[DATASET EXTRACT — start]

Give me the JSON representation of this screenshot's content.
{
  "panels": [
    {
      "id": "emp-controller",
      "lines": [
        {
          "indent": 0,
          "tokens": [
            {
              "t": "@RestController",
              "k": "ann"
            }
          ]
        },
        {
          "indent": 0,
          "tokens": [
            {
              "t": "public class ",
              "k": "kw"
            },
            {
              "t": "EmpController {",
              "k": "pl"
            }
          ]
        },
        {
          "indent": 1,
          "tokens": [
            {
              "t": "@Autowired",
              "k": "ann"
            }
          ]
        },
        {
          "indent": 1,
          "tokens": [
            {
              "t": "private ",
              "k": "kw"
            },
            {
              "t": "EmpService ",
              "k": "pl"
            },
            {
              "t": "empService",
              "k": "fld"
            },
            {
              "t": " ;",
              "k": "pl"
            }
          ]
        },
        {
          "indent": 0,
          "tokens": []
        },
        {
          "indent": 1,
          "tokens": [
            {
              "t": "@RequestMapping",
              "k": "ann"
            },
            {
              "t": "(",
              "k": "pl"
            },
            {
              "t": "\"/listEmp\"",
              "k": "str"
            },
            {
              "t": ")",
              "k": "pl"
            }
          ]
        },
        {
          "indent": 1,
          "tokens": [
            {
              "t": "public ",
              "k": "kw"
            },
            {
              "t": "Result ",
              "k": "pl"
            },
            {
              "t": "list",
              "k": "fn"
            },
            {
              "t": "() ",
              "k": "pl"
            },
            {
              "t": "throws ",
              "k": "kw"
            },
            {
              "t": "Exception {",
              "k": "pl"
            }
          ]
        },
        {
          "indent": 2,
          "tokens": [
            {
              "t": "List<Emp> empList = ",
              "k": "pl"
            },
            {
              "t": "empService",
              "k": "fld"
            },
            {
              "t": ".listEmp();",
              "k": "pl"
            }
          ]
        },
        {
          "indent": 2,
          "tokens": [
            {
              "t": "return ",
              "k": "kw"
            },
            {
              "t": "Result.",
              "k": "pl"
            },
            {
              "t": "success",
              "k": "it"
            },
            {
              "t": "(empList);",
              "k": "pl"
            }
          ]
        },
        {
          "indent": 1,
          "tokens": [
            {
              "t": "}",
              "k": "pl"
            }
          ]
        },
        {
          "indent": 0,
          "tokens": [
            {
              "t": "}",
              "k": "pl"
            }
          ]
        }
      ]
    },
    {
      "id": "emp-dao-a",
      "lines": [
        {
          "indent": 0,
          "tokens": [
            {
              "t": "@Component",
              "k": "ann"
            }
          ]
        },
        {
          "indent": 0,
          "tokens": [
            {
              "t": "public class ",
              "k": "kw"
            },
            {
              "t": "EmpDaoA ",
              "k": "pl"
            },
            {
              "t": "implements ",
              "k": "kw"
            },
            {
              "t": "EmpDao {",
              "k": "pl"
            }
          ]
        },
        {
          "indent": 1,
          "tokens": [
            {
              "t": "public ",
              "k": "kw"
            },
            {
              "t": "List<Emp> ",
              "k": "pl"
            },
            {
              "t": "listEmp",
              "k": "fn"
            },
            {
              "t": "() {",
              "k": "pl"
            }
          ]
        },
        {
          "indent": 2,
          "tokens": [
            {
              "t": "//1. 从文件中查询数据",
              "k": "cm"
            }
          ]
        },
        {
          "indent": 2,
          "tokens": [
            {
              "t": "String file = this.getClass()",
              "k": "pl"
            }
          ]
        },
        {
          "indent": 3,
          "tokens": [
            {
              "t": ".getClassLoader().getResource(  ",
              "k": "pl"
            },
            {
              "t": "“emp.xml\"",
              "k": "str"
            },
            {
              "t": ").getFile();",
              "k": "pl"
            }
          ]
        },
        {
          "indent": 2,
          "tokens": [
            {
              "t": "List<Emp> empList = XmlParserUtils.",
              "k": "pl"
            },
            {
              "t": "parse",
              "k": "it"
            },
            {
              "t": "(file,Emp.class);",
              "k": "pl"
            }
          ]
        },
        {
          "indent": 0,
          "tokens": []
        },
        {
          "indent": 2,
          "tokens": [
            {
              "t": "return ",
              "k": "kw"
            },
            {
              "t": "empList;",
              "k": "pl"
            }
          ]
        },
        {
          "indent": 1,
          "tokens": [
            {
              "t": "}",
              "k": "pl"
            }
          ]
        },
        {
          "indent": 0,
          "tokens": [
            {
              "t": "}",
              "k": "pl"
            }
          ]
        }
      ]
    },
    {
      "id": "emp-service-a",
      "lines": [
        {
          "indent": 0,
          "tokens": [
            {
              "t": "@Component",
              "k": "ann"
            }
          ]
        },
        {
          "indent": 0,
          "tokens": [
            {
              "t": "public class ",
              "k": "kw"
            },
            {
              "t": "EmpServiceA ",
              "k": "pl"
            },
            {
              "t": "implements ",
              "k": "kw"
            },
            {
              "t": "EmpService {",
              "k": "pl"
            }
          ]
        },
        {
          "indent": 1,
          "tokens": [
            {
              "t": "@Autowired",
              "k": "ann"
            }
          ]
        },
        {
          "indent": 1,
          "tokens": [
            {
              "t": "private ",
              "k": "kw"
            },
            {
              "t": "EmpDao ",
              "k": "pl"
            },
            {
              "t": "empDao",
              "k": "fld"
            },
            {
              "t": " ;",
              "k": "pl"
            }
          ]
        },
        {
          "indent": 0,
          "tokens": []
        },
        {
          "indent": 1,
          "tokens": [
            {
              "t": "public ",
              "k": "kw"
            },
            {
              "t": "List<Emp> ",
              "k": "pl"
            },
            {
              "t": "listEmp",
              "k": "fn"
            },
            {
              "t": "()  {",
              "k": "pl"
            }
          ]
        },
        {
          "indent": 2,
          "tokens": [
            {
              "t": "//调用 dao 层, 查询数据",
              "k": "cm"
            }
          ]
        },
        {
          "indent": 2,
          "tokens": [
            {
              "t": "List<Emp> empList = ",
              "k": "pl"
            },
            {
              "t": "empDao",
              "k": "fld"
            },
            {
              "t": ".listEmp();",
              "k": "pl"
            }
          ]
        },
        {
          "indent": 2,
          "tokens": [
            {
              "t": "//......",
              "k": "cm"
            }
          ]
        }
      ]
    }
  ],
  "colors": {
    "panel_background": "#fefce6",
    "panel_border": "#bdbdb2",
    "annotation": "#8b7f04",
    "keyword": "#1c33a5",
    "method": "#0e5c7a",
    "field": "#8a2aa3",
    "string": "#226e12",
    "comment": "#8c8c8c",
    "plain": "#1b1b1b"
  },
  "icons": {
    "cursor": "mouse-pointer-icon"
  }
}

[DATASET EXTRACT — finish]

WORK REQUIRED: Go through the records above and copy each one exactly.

SOLUTION TO THE EXERCISE:
Give me the JSON representation of this screenshot's content.
{
  "panels": [
    {
      "id": "emp-controller",
      "lines": [
        {
          "indent": 0,
          "tokens": [
            {
              "t": "@RestController",
              "k": "ann"
            }
          ]
        },
        {
          "indent": 0,
          "tokens": [
            {
              "t": "public class ",
              "k": "kw"
            },
            {
              "t": "EmpController {",
              "k": "pl"
            }
          ]
        },
        {
          "indent": 1,
          "tokens": [
            {
              "t": "@Autowired",
              "k": "ann"
            }
          ]
        },
        {
          "indent": 1,
          "tokens": [
            {
              "t": "private ",
              "k": "kw"
            },
            {
              "t": "EmpService ",
              "k": "pl"
            },
            {
              "t": "empService",
              "k": "fld"
            },
            {
              "t": " ;",
              "k": "pl"
            }
          ]
        },
        {
          "indent": 0,
          "tokens": []
        },
        {
          "indent": 1,
          "tokens": [
            {
              "t": "@RequestMapping",
              "k": "ann"
            },
            {
              "t": "(",
              "k": "pl"
            },
            {
              "t": "\"/listEmp\"",
              "k": "str"
            },
            {
              "t": ")",
              "k": "pl"
            }
          ]
        },
        {
          "indent": 1,
          "tokens": [
            {
              "t": "public ",
              "k": "kw"
            },
            {
              "t": "Result ",
              "k": "pl"
            },
            {
              "t": "list",
              "k": "fn"
            },
            {
              "t": "() ",
              "k": "pl"
            },
            {
              "t": "throws ",
              "k": "kw"
            },
            {
              "t": "Exception {",
              "k": "pl"
            }
          ]
        },
        {
          "indent": 2,
          "tokens": [
            {
              "t": "List<Emp> empList = ",
              "k": "pl"
            },
            {
              "t": "empService",
              "k": "fld"
            },
            {
              "t": ".listEmp();",
              "k": "pl"
            }
          ]
        },
        {
          "indent": 2,
          "tokens": [
            {
              "t": "return ",
              "k": "kw"
            },
            {
              "t": "Result.",
              "k": "pl"
            },
            {
              "t": "success",
              "k": "it"
            },
            {
              "t": "(empList);",
              "k": "pl"
            }
          ]
        },
        {
          "indent": 1,
          "tokens": [
            {
              "t": "}",
              "k": "pl"
            }
          ]
        },
        {
          "indent": 0,
          "tokens": [
            {
              "t": "}",
              "k": "pl"
            }
          ]
        }
      ]
    },
    {
      "id": "emp-dao-a",
      "lines": [
        {
          "indent": 0,
          "tokens": [
            {
              "t": "@Component",
              "k": "ann"
            }
          ]
        },
        {
          "indent": 0,
          "tokens": [
            {
              "t": "public class ",
              "k": "kw"
            },
            {
              "t": "EmpDaoA ",
              "k": "pl"
            },
            {
              "t": "implements ",
              "k": "kw"
            },
            {
              "t": "EmpDao {",
              "k": "pl"
            }
          ]
        },
        {
          "indent": 1,
          "tokens": [
            {
              "t": "public ",
              "k": "kw"
            },
            {
              "t": "List<Emp> ",
              "k": "pl"
            },
            {
              "t": "listEmp",
              "k": "fn"
            },
            {
              "t": "() {",
              "k": "pl"
            }
          ]
        },
        {
          "indent": 2,
          "tokens": [
            {
              "t": "//1. 从文件中查询数据",
              "k": "cm"
            }
          ]
        },
        {
          "indent": 2,
          "tokens": [
            {
              "t": "String file = this.getClass()",
              "k": "pl"
            }
          ]
        },
        {
          "indent": 3,
          "tokens": [
            {
              "t": ".getClassLoader().getResource(  ",
              "k": "pl"
            },
            {
              "t": "“emp.xml\"",
              "k": "str"
            },
            {
              "t": ").getFile();",
              "k": "pl"
            }
          ]
        },
        {
          "indent": 2,
          "tokens": [
            {
              "t": "List<Emp> empList = XmlParserUtils.",
              "k": "pl"
            },
            {
              "t": "parse",
              "k": "it"
            },
            {
              "t": "(file,Emp.class);",
              "k": "pl"
            }
          ]
        },
        {
          "indent": 0,
          "tokens": []
        },
        {
          "indent": 2,
          "tokens": [
            {
              "t": "return ",
              "k": "kw"
            },
            {
              "t": "empList;",
              "k": "pl"
            }
          ]
        },
        {
          "indent": 1,
          "tokens": [
            {
              "t": "}",
              "k": "pl"
            }
          ]
        },
        {
          "indent": 0,
          "tokens": [
            {
              "t": "}",
              "k": "pl"
            }
          ]
        }
      ]
    },
    {
      "id": "emp-service-a",
      "lines": [
        {
          "indent": 0,
          "tokens": [
            {
              "t": "@Component",
              "k": "ann"
            }
          ]
        },
        {
          "indent": 0,
          "tokens": [
            {
              "t": "public class ",
              "k": "kw"
            },
            {
              "t": "EmpServiceA ",
              "k": "pl"
            },
            {
              "t": "implements ",
              "k": "kw"
            },
            {
              "t": "EmpService {",
              "k": "pl"
            }
          ]
        },
        {
          "indent": 1,
          "tokens": [
            {
              "t": "@Autowired",
              "k": "ann"
            }
          ]
        },
        {
          "indent": 1,
          "tokens": [
            {
              "t": "private ",
              "k": "kw"
            },
            {
              "t": "EmpDao ",
              "k": "pl"
            },
            {
              "t": "empDao",
              "k": "fld"
            },
            {
              "t": " ;",
              "k": "pl"
            }
          ]
        },
        {
          "indent": 0,
          "tokens": []
        },
        {
          "indent": 1,
          "tokens": [
            {
              "t": "public ",
              "k": "kw"
            },
            {
              "t": "List<Emp> ",
              "k": "pl"
            },
            {
              "t": "listEmp",
              "k": "fn"
            },
            {
              "t": "()  {",
              "k": "pl"
            }
          ]
        },
        {
          "indent": 2,
          "tokens": [
            {
              "t": "//调用 dao 层, 查询数据",
              "k": "cm"
            }
          ]
        },
        {
          "indent": 2,
          "tokens": [
            {
              "t": "List<Emp> empList = ",
              "k": "pl"
            },
            {
              "t": "empDao",
              "k": "fld"
            },
            {
              "t": ".listEmp();",
              "k": "pl"
            }
          ]
        },
        {
          "indent": 2,
          "tokens": [
            {
              "t": "//......",
              "k": "cm"
            }
          ]
        }
      ]
    }
  ],
  "colors": {
    "panel_background": "#fefce6",
    "panel_border": "#bdbdb2",
    "annotation": "#8b7f04",
    "keyword": "#1c33a5",
    "method": "#0e5c7a",
    "field": "#8a2aa3",
    "string": "#226e12",
    "comment": "#8c8c8c",
    "plain": "#1b1b1b"
  },
  "icons": {
    "cursor": "mouse-pointer-icon"
  }
}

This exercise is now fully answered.